Of all cholesterol-lowering drugs, statins are the most widely used. However, these drugs don’t come without side effects. For those who enjoy an occasional (or frequent) alcoholic drink, these effects and risks can vary.
Statins are a class of drugs used to help lower cholesterol. According to the National Center for Health Statistics, 93 percent of U.S. adults taking a cholesterol medication in 2012 were taking a statin. Statins interfere with the body’s production of cholesterol. They help to lower LDL, or bad cholesterol, when diet and exercise haven’t worked.
Statin Side Effects
Prescription drugs all come with side effects, or the risk of side effects. With statins, the lengthy list of side effects may cause some people to question whether it’s worth the trade-off.
Occasionally, statin use can affect liver health. These effects are rare, however. Several years ago, the FDA recommended regular enzyme testing for statin patients. However, because the risk of liver damage is so rare, this is no longer the case. Still, since the liver plays such a strong role in alcohol metabolism, those who drink heavily could be at greater risk for liver damage.
According to the Mayo Clinic, the most common side effect of statin use is muscle pain and damage. This usually feels like soreness or weakness of the muscles. In extreme cases, it can lead to rhabdomyolysis. This is a life-threatening condition that may cause liver damage, kidney failure, and even death.
Other Side Effects
Other side effects that have been reported are:
- digestive problems
- poor blood glucose management
- memory loss and confusion
Alcohol and Statins
Overall, there are no specific health risks associated with drinking while using statins. In other words, the alcohol will not immediately interfere with or react with the statins in your body. However, heavy drinkers could be at greater risk of serious side effects. Those who already have liver damage due to heavy drinking could also be at greater risk of serious side effects. Because both heavy drinking and (rarely) statin use can interfere with liver function, the two together could put patients at a greater risk of suffering health problems.
Statin Use and Heavy Drinking
According to the National Institute of Alcohol Abuse and Alcoholism, heavy drinking is defined as drinking more than five drinks at one time for five days in a row at some point over the past 30 days.
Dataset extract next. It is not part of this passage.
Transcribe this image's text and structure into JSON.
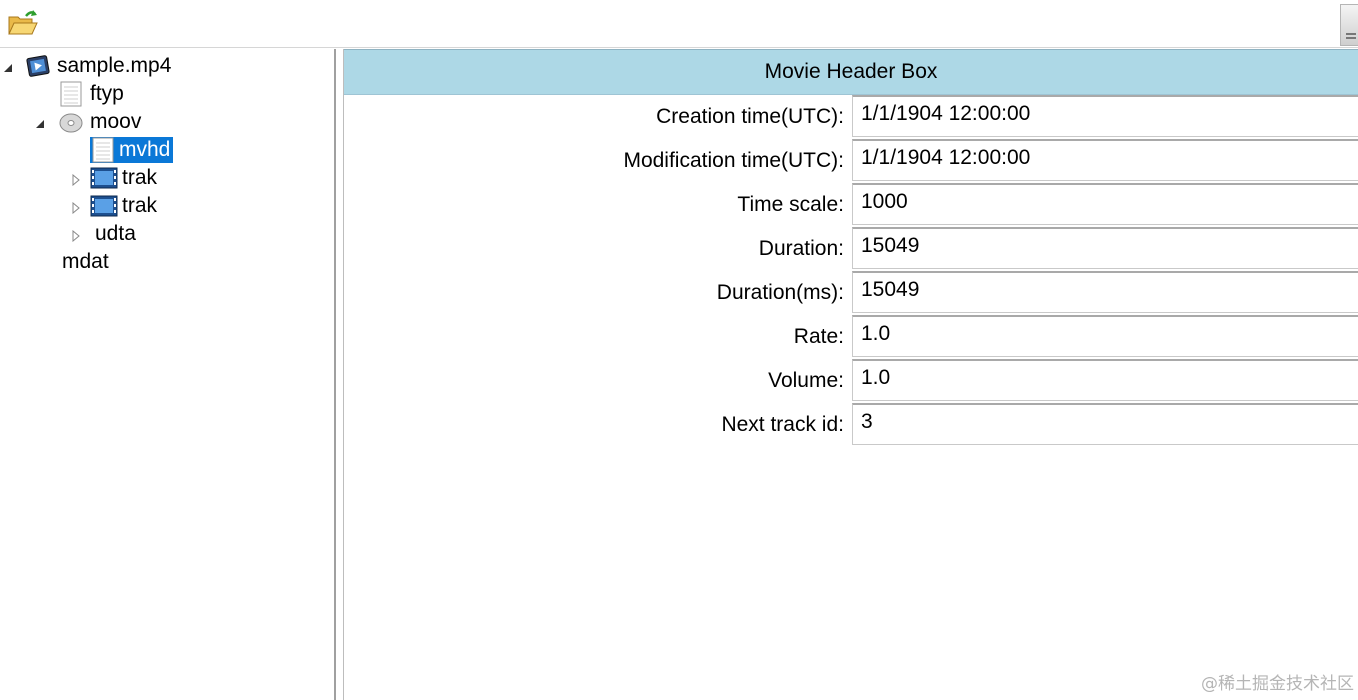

Binge drinking is drinking more than five drinks in one day over the past 30 days. If you drink less than this, it is considered more low risk, but not safe. There is not any level of drinking that is considered safe.
Heavy drinking can lead to a number of health problems and illnesses. Some of these are:
- heart disease
- liver disease
- brain damage
- some cancers
- nervous system damage
Even drinking too much, too quickly can be a health risk. This can cause injuries from a fall, heart disease, and alcohol poisoning, to name a few. In order to reduce the health risks caused by drinking too much too quickly, drink slowly, with food, and limit your alcohol intake by alternating with nonalcoholic drinks.
Identifying Alcohol Abuse
It can sometimes be difficult to know when social drinking turns into alcohol abuse. According to the Mayo Clinic, the following are signs of alcohol abuse:
- inability to control or limit your drinking
- needing to drink more to get the same effect
- frequent thoughts about alcohol
- strong desires to drink
- inability to fulfill major responsibilities at school or work
- continue drinking even when it causes problems with help or personal relationships
- a large portion of time is spent on alcohol — drinking, getting more, or recovering from drinking
- any alcohol use that puts your health or safety at risk
Talk to your doctor immediately if you think you may be abusing alcohol. They can help and provide medication or treatments.
High Cholesterol and Alcohol
Drinking alcohol in moderation is one lifestyle change that you can make to help treat your high cholesterol. There have been a few studies that show drinking in moderation may help raise HDL cholesterol levels. However, there is not enough evidence of its benefit for doctors to recommend it.
If you drink large amounts of alcohol, it can raise both triglyceride and cholesterol levels.
Most experts agree that drinking more than two drinks per day for men and one drink per day for women could put you at a greater risk of statin side effects.
If you have a history of heavy drinking or liver damage, failing to mention it when your doctor first suggests statins could be risky. Letting your doctor know you have been or are currently a heavy drinker will alert them to look for other treatments. They will also monitor your liver function for signs of damage.
When treating high cholesterol or using statins, it is important to keep your drinking to a moderate level, or not drink at all. Excessive drinking, binge drinking, and alcohol abuse have a number of health risks. Alcohol use can raise your cholesterol levels and increase your risk of liver damage. It can also lead to other serious health problems and injuries. If you are not sure if your drinking is excessive or not, be sure to talk to your doctor about it immediately. There is no evidence at this time that the combination of statins and alcohol increase liver damage more so than each one independently. However, as statins can be associated with liver damage, it is important to be cautious with alcohol if you are taking a statin.